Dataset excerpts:
○ ○ ○ ○ ○
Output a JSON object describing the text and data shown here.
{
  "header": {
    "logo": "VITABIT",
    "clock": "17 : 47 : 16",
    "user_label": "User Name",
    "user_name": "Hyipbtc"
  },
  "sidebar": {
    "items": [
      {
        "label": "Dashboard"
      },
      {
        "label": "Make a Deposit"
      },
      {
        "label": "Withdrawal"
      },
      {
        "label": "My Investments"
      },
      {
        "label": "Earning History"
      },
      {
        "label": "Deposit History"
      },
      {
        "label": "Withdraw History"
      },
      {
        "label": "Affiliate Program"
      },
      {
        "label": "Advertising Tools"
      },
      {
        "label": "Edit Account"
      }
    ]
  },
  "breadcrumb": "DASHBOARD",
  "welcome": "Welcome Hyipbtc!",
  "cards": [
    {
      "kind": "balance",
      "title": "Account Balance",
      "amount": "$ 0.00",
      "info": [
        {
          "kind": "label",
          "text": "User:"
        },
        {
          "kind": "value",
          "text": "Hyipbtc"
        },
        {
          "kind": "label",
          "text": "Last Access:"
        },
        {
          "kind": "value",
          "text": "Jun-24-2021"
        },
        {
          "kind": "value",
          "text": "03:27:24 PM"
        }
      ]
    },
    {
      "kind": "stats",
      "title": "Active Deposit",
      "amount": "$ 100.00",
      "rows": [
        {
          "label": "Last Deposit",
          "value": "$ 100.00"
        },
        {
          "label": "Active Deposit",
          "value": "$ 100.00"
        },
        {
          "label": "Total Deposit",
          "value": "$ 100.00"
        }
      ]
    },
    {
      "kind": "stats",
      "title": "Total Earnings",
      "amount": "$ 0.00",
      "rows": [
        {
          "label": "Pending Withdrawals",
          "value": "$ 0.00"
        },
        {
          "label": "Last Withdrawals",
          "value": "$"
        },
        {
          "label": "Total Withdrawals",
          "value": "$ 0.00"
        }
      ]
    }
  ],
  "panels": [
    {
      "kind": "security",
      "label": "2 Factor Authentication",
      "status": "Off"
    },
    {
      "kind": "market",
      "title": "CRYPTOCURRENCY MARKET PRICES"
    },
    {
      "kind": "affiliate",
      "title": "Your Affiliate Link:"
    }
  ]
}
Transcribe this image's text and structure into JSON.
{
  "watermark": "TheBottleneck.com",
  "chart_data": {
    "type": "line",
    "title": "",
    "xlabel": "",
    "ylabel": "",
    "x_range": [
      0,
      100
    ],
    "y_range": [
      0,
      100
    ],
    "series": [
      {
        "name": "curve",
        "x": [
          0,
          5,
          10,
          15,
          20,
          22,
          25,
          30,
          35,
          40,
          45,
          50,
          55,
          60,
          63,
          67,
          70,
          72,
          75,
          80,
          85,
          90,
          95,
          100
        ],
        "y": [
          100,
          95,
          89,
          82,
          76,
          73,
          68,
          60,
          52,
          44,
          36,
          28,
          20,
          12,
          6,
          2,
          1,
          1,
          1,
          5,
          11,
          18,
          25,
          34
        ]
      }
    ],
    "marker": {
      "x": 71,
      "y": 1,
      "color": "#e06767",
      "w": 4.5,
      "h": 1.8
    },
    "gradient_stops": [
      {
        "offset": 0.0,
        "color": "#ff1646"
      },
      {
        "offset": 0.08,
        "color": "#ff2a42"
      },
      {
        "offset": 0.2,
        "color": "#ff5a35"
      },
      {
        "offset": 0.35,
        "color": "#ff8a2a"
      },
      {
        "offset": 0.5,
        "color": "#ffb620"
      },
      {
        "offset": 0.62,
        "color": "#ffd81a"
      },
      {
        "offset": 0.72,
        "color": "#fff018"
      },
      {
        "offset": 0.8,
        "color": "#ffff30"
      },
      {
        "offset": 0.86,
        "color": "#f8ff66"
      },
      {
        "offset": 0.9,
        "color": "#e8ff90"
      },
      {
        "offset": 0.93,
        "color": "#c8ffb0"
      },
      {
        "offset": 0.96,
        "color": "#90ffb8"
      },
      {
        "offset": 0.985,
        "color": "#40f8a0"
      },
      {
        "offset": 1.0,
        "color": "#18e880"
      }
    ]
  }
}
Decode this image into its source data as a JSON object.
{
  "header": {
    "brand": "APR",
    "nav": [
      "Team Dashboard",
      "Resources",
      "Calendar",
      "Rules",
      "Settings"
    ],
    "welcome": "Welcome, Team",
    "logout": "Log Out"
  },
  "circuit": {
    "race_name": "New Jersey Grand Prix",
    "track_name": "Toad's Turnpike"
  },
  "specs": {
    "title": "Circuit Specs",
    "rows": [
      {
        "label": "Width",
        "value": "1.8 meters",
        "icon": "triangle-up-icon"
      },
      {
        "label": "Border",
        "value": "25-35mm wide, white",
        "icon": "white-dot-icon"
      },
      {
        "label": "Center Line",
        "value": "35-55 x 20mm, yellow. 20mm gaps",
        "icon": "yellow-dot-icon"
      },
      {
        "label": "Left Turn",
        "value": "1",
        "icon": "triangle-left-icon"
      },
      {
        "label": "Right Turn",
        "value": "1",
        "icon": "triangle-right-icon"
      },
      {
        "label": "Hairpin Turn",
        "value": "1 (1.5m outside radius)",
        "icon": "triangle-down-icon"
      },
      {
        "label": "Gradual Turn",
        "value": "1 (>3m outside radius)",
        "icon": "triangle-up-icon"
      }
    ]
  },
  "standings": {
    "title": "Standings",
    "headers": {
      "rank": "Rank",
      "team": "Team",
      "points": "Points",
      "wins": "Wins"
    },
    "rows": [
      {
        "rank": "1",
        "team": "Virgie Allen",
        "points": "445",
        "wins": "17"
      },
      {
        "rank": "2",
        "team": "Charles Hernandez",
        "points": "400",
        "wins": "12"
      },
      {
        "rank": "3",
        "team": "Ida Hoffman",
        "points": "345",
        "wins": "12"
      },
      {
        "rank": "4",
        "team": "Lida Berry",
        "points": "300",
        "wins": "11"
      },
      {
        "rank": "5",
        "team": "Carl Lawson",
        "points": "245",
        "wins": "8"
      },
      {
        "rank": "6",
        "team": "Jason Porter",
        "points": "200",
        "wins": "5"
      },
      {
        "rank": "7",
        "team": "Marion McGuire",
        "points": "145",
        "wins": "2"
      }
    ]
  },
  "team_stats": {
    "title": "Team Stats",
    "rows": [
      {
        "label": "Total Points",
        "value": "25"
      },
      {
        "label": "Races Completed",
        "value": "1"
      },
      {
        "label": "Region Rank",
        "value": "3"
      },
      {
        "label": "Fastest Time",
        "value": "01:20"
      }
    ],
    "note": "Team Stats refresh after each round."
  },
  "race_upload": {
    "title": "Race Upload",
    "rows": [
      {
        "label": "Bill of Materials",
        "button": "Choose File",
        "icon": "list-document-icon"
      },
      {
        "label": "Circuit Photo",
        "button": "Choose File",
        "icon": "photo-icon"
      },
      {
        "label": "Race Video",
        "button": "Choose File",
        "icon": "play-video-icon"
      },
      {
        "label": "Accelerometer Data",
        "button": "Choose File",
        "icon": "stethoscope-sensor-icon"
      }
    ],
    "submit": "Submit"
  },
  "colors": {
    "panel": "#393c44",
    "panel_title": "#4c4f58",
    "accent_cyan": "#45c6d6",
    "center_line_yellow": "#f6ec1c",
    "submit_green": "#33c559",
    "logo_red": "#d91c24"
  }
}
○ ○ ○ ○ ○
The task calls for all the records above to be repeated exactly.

Response below:
Output a JSON object describing the text and data shown here.
{
  "header": {
    "logo": "VITABIT",
    "clock": "17 : 47 : 16",
    "user_label": "User Name",
    "user_name": "Hyipbtc"
  },
  "sidebar": {
    "items": [
      {
        "label": "Dashboard"
      },
      {
        "label": "Make a Deposit"
      },
      {
        "label": "Withdrawal"
      },
      {
        "label": "My Investments"
      },
      {
        "label": "Earning History"
      },
      {
        "label": "Deposit History"
      },
      {
        "label": "Withdraw History"
      },
      {
        "label": "Affiliate Program"
      },
      {
        "label": "Advertising Tools"
      },
      {
        "label": "Edit Account"
      }
    ]
  },
  "breadcrumb": "DASHBOARD",
  "welcome": "Welcome Hyipbtc!",
  "cards": [
    {
      "kind": "balance",
      "title": "Account Balance",
      "amount": "$ 0.00",
      "info": [
        {
          "kind": "label",
          "text": "User:"
        },
        {
          "kind": "value",
          "text": "Hyipbtc"
        },
        {
          "kind": "label",
          "text": "Last Access:"
        },
        {
          "kind": "value",
          "text": "Jun-24-2021"
        },
        {
          "kind": "value",
          "text": "03:27:24 PM"
        }
      ]
    },
    {
      "kind": "stats",
      "title": "Active Deposit",
      "amount": "$ 100.00",
      "rows": [
        {
          "label": "Last Deposit",
          "value": "$ 100.00"
        },
        {
          "label": "Active Deposit",
          "value": "$ 100.00"
        },
        {
          "label": "Total Deposit",
          "value": "$ 100.00"
        }
      ]
    },
    {
      "kind": "stats",
      "title": "Total Earnings",
      "amount": "$ 0.00",
      "rows": [
        {
          "label": "Pending Withdrawals",
          "value": "$ 0.00"
        },
        {
          "label": "Last Withdrawals",
          "value": "$"
        },
        {
          "label": "Total Withdrawals",
          "value": "$ 0.00"
        }
      ]
    }
  ],
  "panels": [
    {
      "kind": "security",
      "label": "2 Factor Authentication",
      "status": "Off"
    },
    {
      "kind": "market",
      "title": "CRYPTOCURRENCY MARKET PRICES"
    },
    {
      "kind": "affiliate",
      "title": "Your Affiliate Link:"
    }
  ]
}
Transcribe this image's text and structure into JSON.
{
  "watermark": "TheBottleneck.com",
  "chart_data": {
    "type": "line",
    "title": "",
    "xlabel": "",
    "ylabel": "",
    "x_range": [
      0,
      100
    ],
    "y_range": [
      0,
      100
    ],
    "series": [
      {
        "name": "curve",
        "x": [
          0,
          5,
          10,
          15,
          20,
          22,
          25,
          30,
          35,
          40,
          45,
          50,
          55,
          60,
          63,
          67,
          70,
          72,
          75,
          80,
          85,
          90,
          95,
          100
        ],
        "y": [
          100,
          95,
          89,
          82,
          76,
          73,
          68,
          60,
          52,
          44,
          36,
          28,
          20,
          12,
          6,
          2,
          1,
          1,
          1,
          5,
          11,
          18,
          25,
          34
        ]
      }
    ],
    "marker": {
      "x": 71,
      "y": 1,
      "color": "#e06767",
      "w": 4.5,
      "h": 1.8
    },
    "gradient_stops": [
      {
        "offset": 0.0,
        "color": "#ff1646"
      },
      {
        "offset": 0.08,
        "color": "#ff2a42"
      },
      {
        "offset": 0.2,
        "color": "#ff5a35"
      },
      {
        "offset": 0.35,
        "color": "#ff8a2a"
      },
      {
        "offset": 0.5,
        "color": "#ffb620"
      },
      {
        "offset": 0.62,
        "color": "#ffd81a"
      },
      {
        "offset": 0.72,
        "color": "#fff018"
      },
      {
        "offset": 0.8,
        "color": "#ffff30"
      },
      {
        "offset": 0.86,
        "color": "#f8ff66"
      },
      {
        "offset": 0.9,
        "color": "#e8ff90"
      },
      {
        "offset": 0.93,
        "color": "#c8ffb0"
      },
      {
        "offset": 0.96,
        "color": "#90ffb8"
      },
      {
        "offset": 0.985,
        "color": "#40f8a0"
      },
      {
        "offset": 1.0,
        "color": "#18e880"
      }
    ]
  }
}
Decode this image into its source data as a JSON object.
{
  "header": {
    "brand": "APR",
    "nav": [
      "Team Dashboard",
      "Resources",
      "Calendar",
      "Rules",
      "Settings"
    ],
    "welcome": "Welcome, Team",
    "logout": "Log Out"
  },
  "circuit": {
    "race_name": "New Jersey Grand Prix",
    "track_name": "Toad's Turnpike"
  },
  "specs": {
    "title": "Circuit Specs",
    "rows": [
      {
        "label": "Width",
        "value": "1.8 meters",
        "icon": "triangle-up-icon"
      },
      {
        "label": "Border",
        "value": "25-35mm wide, white",
        "icon": "white-dot-icon"
      },
      {
        "label": "Center Line",
        "value": "35-55 x 20mm, yellow. 20mm gaps",
        "icon": "yellow-dot-icon"
      },
      {
        "label": "Left Turn",
        "value": "1",
        "icon": "triangle-left-icon"
      },
      {
        "label": "Right Turn",
        "value": "1",
        "icon": "triangle-right-icon"
      },
      {
        "label": "Hairpin Turn",
        "value": "1 (1.5m outside radius)",
        "icon": "triangle-down-icon"
      },
      {
        "label": "Gradual Turn",
        "value": "1 (>3m outside radius)",
        "icon": "triangle-up-icon"
      }
    ]
  },
  "standings": {
    "title": "Standings",
    "headers": {
      "rank": "Rank",
      "team": "Team",
      "points": "Points",
      "wins": "Wins"
    },
    "rows": [
      {
        "rank": "1",
        "team": "Virgie Allen",
        "points": "445",
        "wins": "17"
      },
      {
        "rank": "2",
        "team": "Charles Hernandez",
        "points": "400",
        "wins": "12"
      },
      {
        "rank": "3",
        "team": "Ida Hoffman",
        "points": "345",
        "wins": "12"
      },
      {
        "rank": "4",
        "team": "Lida Berry",
        "points": "300",
        "wins": "11"
      },
      {
        "rank": "5",
        "team": "Carl Lawson",
        "points": "245",
        "wins": "8"
      },
      {
        "rank": "6",
        "team": "Jason Porter",
        "points": "200",
        "wins": "5"
      },
      {
        "rank": "7",
        "team": "Marion McGuire",
        "points": "145",
        "wins": "2"
      }
    ]
  },
  "team_stats": {
    "title": "Team Stats",
    "rows": [
      {
        "label": "Total Points",
        "value": "25"
      },
      {
        "label": "Races Completed",
        "value": "1"
      },
      {
        "label": "Region Rank",
        "value": "3"
      },
      {
        "label": "Fastest Time",
        "value": "01:20"
      }
    ],
    "note": "Team Stats refresh after each round."
  },
  "race_upload": {
    "title": "Race Upload",
    "rows": [
      {
        "label": "Bill of Materials",
        "button": "Choose File",
        "icon": "list-document-icon"
      },
      {
        "label": "Circuit Photo",
        "button": "Choose File",
        "icon": "photo-icon"
      },
      {
        "label": "Race Video",
        "button": "Choose File",
        "icon": "play-video-icon"
      },
      {
        "label": "Accelerometer Data",
        "button": "Choose File",
        "icon": "stethoscope-sensor-icon"
      }
    ],
    "submit": "Submit"
  },
  "colors": {
    "panel": "#393c44",
    "panel_title": "#4c4f58",
    "accent_cyan": "#45c6d6",
    "center_line_yellow": "#f6ec1c",
    "submit_green": "#33c559",
    "logo_red": "#d91c24"
  }
}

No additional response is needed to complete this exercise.